A headmaster said better pay and a free bush ride would encourage teachers to follow their profession in regional schools in South Australia.
- Regional schools have faced long-term problems finding teaching staff
- Riverland principal says more incentives needed to attract teachers
- The education sector wants to ensure that a new push to recruit teachers nationwide will mean more regional staff
Federal Education Minister Jason Clare yesterday called on his state and territory counterparts to meet to create a national strategy to stop educators leaving the field and attract more people to the profession.
He said the shortage was not about the flu and COVID-19 infections preventing teachers from entering the classroom, but about a drop in the number of people entering the profession and an increase in the number of teachers leaving.
Rivergum Christian College principal Jessica Richards said it was a familiar trend in regional education.
“Something like 50% of teachers drop out within their first five years of teaching,” Ms Richards said.
She said teachers were an aging population because younger teachers weren’t coming in to keep up with the demand.
“The pressure on teachers means they don’t hold up for the long haul because there’s so much being demanded of teachers these days,” Mr Richards said.
“Why would you stay in education when there are other options available to you, even though education is such a vital part of our society?”
The regional relay should be “encouraged”
SA Department of Education chief executive Martin Westwell said the department was looking at incentive options for regional teachers.
He said the department is looking for ways to create internships for education students to experience life in the country.
“We want the right people to move to rural areas who will get the most out of their lives and be quality teachers for our students,” Westwell said.
Catholic Education South Australia The director of education for the Diocese of Port Pirie, Nicchi Mardon, said the education sector should “strongly encourage” teachers to work in regional areas.
“We know that when people come to our communities, they don’t just come to a school, but to a city and a regional community and find it very rewarding,” she said.
“There may be incentives as part of it, but the heart of it that draws people to come and stay is actually to experience an amazing community.”
Investing in the next generation
Ms Richards said covering moving costs and better pay for regional teachers were the first incentives to consider.
She said while regional education comes with its own challenges, it is rewarding work that offers unique experiences.
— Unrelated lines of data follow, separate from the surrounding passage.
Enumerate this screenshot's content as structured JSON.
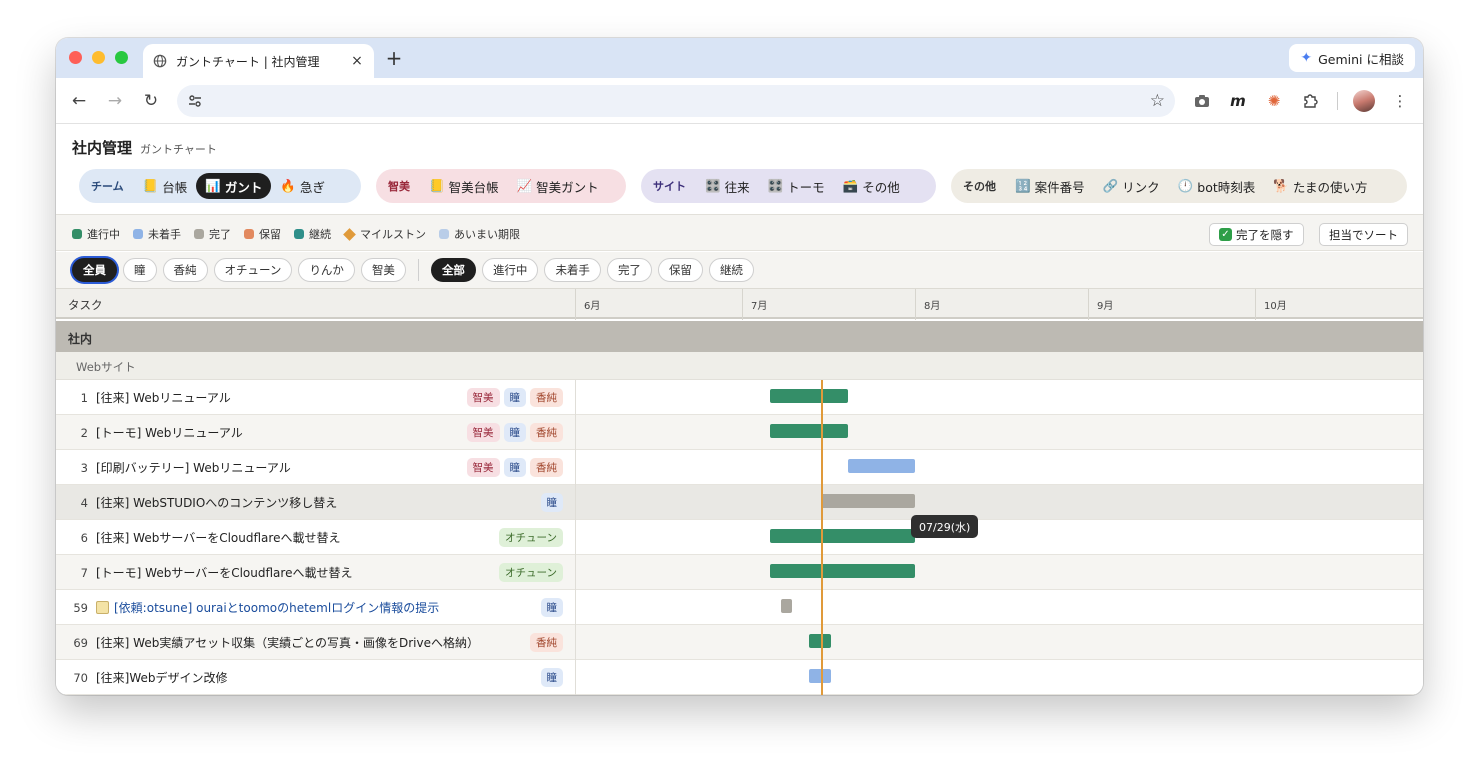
{
  "browser": {
    "tab_title": "ガントチャート | 社内管理",
    "new_tab": "+",
    "close": "×",
    "gemini_label": "Gemini に相談"
  },
  "app": {
    "title": "社内管理",
    "subtitle": "ガントチャート"
  },
  "nav_groups": [
    {
      "label": "チーム",
      "items": [
        {
          "icon": "ledger-icon",
          "glyph": "📒",
          "label": "台帳"
        },
        {
          "icon": "chart-icon",
          "glyph": "📊",
          "label": "ガント",
          "active": true
        },
        {
          "icon": "fire-icon",
          "glyph": "🔥",
          "label": "急ぎ"
        }
      ]
    },
    {
      "label": "智美",
      "items": [
        {
          "icon": "ledger-icon",
          "glyph": "📒",
          "label": "智美台帳"
        },
        {
          "icon": "chart-up-icon",
          "glyph": "📈",
          "label": "智美ガント"
        }
      ]
    },
    {
      "label": "サイト",
      "items": [
        {
          "icon": "grid-icon",
          "glyph": "🎛️",
          "label": "往来"
        },
        {
          "icon": "grid-icon",
          "glyph": "🎛️",
          "label": "トーモ"
        },
        {
          "icon": "box-icon",
          "glyph": "🗃️",
          "label": "その他"
        }
      ]
    },
    {
      "label": "その他",
      "items": [
        {
          "icon": "numbers-icon",
          "glyph": "🔢",
          "label": "案件番号"
        },
        {
          "icon": "link-icon",
          "glyph": "🔗",
          "label": "リンク"
        },
        {
          "icon": "clock-icon",
          "glyph": "🕛",
          "label": "bot時刻表"
        },
        {
          "icon": "dog-icon",
          "glyph": "🐕",
          "label": "たまの使い方"
        }
      ]
    }
  ],
  "legend": [
    {
      "label": "進行中",
      "color": "#348e68",
      "shape": "square"
    },
    {
      "label": "未着手",
      "color": "#8fb3e6",
      "shape": "square"
    },
    {
      "label": "完了",
      "color": "#aaa79f",
      "shape": "square"
    },
    {
      "label": "保留",
      "color": "#e2895f",
      "shape": "square"
    },
    {
      "label": "継続",
      "color": "#2f8f8a",
      "shape": "square"
    },
    {
      "label": "マイルストン",
      "color": "#e09a3a",
      "shape": "diamond"
    },
    {
      "label": "あいまい期限",
      "color": "#b9cde8",
      "shape": "square"
    }
  ],
  "actions": {
    "hide_done": "完了を隠す",
    "sort_by_owner": "担当でソート"
  },
  "member_filters": [
    {
      "label": "全員",
      "selected": true
    },
    {
      "label": "瞳"
    },
    {
      "label": "香純"
    },
    {
      "label": "オチューン"
    },
    {
      "label": "りんか"
    },
    {
      "label": "智美"
    }
  ],
  "status_filters": [
    {
      "label": "全部",
      "selected": true
    },
    {
      "label": "進行中"
    },
    {
      "label": "未着手"
    },
    {
      "label": "完了"
    },
    {
      "label": "保留"
    },
    {
      "label": "継続"
    }
  ],
  "gantt": {
    "task_header": "タスク",
    "months": [
      "6月",
      "7月",
      "8月",
      "9月",
      "10月"
    ],
    "section": "社内",
    "subsection": "Webサイト",
    "tooltip": "07/29(水)",
    "rows": [
      {
        "num": "1",
        "name": "[往来] Webリニューアル",
        "tags": [
          {
            "t": "智美",
            "c": "pink"
          },
          {
            "t": "瞳",
            "c": "blue"
          },
          {
            "t": "香純",
            "c": "salmon"
          }
        ],
        "status": "prog"
      },
      {
        "num": "2",
        "name": "[トーモ] Webリニューアル",
        "tags": [
          {
            "t": "智美",
            "c": "pink"
          },
          {
            "t": "瞳",
            "c": "blue"
          },
          {
            "t": "香純",
            "c": "salmon"
          }
        ],
        "status": "prog"
      },
      {
        "num": "3",
        "name": "[印刷バッテリー] Webリニューアル",
        "tags": [
          {
            "t": "智美",
            "c": "pink"
          },
          {
            "t": "瞳",
            "c": "blue"
          },
          {
            "t": "香純",
            "c": "salmon"
          }
        ],
        "status": "todo"
      },
      {
        "num": "4",
        "name": "[往来] WebSTUDIOへのコンテンツ移し替え",
        "tags": [
          {
            "t": "瞳",
            "c": "blue"
          }
        ],
        "status": "done"
      },
      {
        "num": "6",
        "name": "[往来] WebサーバーをCloudflareへ載せ替え",
        "tags": [
          {
            "t": "オチューン",
            "c": "green"
          }
        ],
        "status": "prog"
      },
      {
        "num": "7",
        "name": "[トーモ] WebサーバーをCloudflareへ載せ替え",
        "tags": [
          {
            "t": "オチューン",
            "c": "green"
          }
        ],
        "status": "prog"
      },
      {
        "num": "59",
        "name": "[依頼:otsune] ouraiとtoomoのhetemlログイン情報の提示",
        "tags": [
          {
            "t": "瞳",
            "c": "blue"
          }
        ],
        "status": "done",
        "link": true,
        "memo": true
      },
      {
        "num": "69",
        "name": "[往来] Web実績アセット収集（実績ごとの写真・画像をDriveへ格納）",
        "tags": [
          {
            "t": "香純",
            "c": "salmon"
          }
        ],
        "status": "prog"
      },
      {
        "num": "70",
        "name": "[往来]Webデザイン改修",
        "tags": [
          {
            "t": "瞳",
            "c": "blue"
          }
        ],
        "status": "todo"
      }
    ]
  }
}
“There’s nothing quite like seeing an ‘a-ha’ moment when something clicks for a student where they jump to a whole new level of understanding a task,” Ms Richards said.
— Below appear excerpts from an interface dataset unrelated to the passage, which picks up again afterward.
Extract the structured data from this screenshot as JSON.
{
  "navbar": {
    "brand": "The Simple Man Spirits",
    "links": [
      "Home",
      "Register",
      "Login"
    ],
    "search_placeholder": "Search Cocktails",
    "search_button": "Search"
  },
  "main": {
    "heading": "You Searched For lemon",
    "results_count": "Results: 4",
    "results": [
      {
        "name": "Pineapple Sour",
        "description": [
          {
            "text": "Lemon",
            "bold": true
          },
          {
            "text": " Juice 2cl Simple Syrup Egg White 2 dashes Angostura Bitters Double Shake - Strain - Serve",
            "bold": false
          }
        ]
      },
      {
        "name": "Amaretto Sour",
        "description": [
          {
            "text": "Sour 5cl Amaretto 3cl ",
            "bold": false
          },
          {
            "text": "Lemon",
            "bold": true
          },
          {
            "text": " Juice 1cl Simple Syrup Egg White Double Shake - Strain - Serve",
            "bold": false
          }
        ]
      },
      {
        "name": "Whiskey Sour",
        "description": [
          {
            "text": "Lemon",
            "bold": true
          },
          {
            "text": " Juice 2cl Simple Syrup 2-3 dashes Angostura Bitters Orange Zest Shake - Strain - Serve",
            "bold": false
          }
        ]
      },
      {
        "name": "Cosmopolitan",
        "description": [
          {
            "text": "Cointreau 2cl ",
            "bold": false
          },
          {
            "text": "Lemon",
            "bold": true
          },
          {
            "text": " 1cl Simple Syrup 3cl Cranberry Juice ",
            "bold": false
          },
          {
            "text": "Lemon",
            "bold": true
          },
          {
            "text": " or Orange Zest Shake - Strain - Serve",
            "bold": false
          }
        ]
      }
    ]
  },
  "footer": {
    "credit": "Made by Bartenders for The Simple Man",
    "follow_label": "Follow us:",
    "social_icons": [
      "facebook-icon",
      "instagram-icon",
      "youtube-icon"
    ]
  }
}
“I believe hugely in the next generation and we really need to invest in these young people and what better way to do that through education.”